### [DATASET EXCERPTS]
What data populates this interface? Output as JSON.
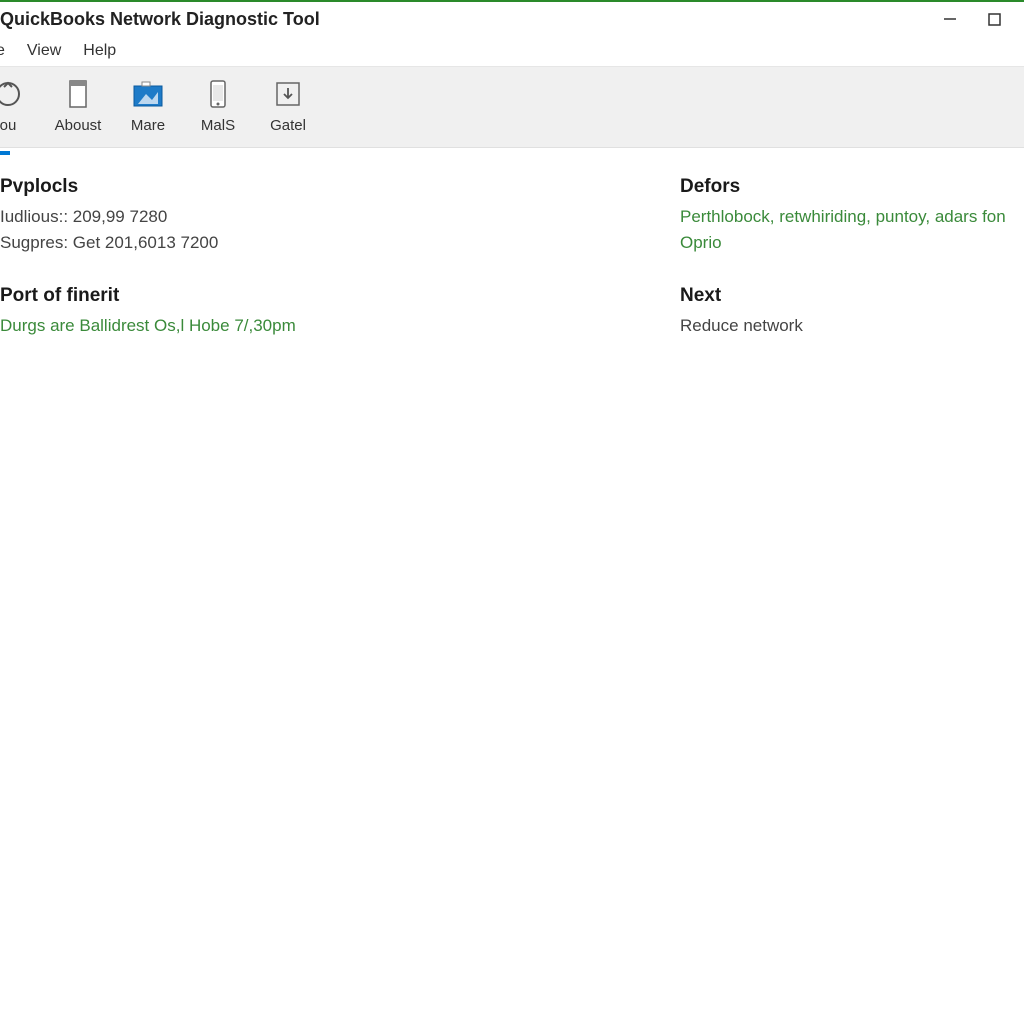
{
  "window": {
    "title": "QuickBooks Network Diagnostic Tool"
  },
  "menu": {
    "items": [
      "e",
      "View",
      "Help"
    ]
  },
  "toolbar": {
    "items": [
      {
        "label": "ou",
        "icon": "refresh-icon"
      },
      {
        "label": "Aboust",
        "icon": "page-icon"
      },
      {
        "label": "Mare",
        "icon": "picture-icon"
      },
      {
        "label": "MalS",
        "icon": "phone-icon"
      },
      {
        "label": "Gatel",
        "icon": "download-icon"
      }
    ]
  },
  "colors": {
    "accent": "#0078d4",
    "success": "#3a8a3a"
  },
  "sections": {
    "left": [
      {
        "title": "Pvplocls",
        "lines": [
          {
            "text": "Iudlious:: 209,99 7280",
            "green": false
          },
          {
            "text": "Sugpres: Get 201,6013 7200",
            "green": false
          }
        ]
      },
      {
        "title": "Port of finerit",
        "lines": [
          {
            "text": "Durgs are Ballidrest Os,l Hobe 7/,30pm",
            "green": true
          }
        ]
      }
    ],
    "right": [
      {
        "title": "Defors",
        "lines": [
          {
            "text": "Perthlobock, retwhiriding, puntoy, adars fon Oprio",
            "green": true
          }
        ]
      },
      {
        "title": "Next",
        "lines": [
          {
            "text": "Reduce network",
            "green": false
          }
        ]
      }
    ]
  }
}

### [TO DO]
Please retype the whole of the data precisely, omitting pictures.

### [TASK SOLUTION]
What data populates this interface? Output as JSON.
{
  "window": {
    "title": "QuickBooks Network Diagnostic Tool"
  },
  "menu": {
    "items": [
      "e",
      "View",
      "Help"
    ]
  },
  "toolbar": {
    "items": [
      {
        "label": "ou",
        "icon": "refresh-icon"
      },
      {
        "label": "Aboust",
        "icon": "page-icon"
      },
      {
        "label": "Mare",
        "icon": "picture-icon"
      },
      {
        "label": "MalS",
        "icon": "phone-icon"
      },
      {
        "label": "Gatel",
        "icon": "download-icon"
      }
    ]
  },
  "colors": {
    "accent": "#0078d4",
    "success": "#3a8a3a"
  },
  "sections": {
    "left": [
      {
        "title": "Pvplocls",
        "lines": [
          {
            "text": "Iudlious:: 209,99 7280",
            "green": false
          },
          {
            "text": "Sugpres: Get 201,6013 7200",
            "green": false
          }
        ]
      },
      {
        "title": "Port of finerit",
        "lines": [
          {
            "text": "Durgs are Ballidrest Os,l Hobe 7/,30pm",
            "green": true
          }
        ]
      }
    ],
    "right": [
      {
        "title": "Defors",
        "lines": [
          {
            "text": "Perthlobock, retwhiriding, puntoy, adars fon Oprio",
            "green": true
          }
        ]
      },
      {
        "title": "Next",
        "lines": [
          {
            "text": "Reduce network",
            "green": false
          }
        ]
      }
    ]
  }
}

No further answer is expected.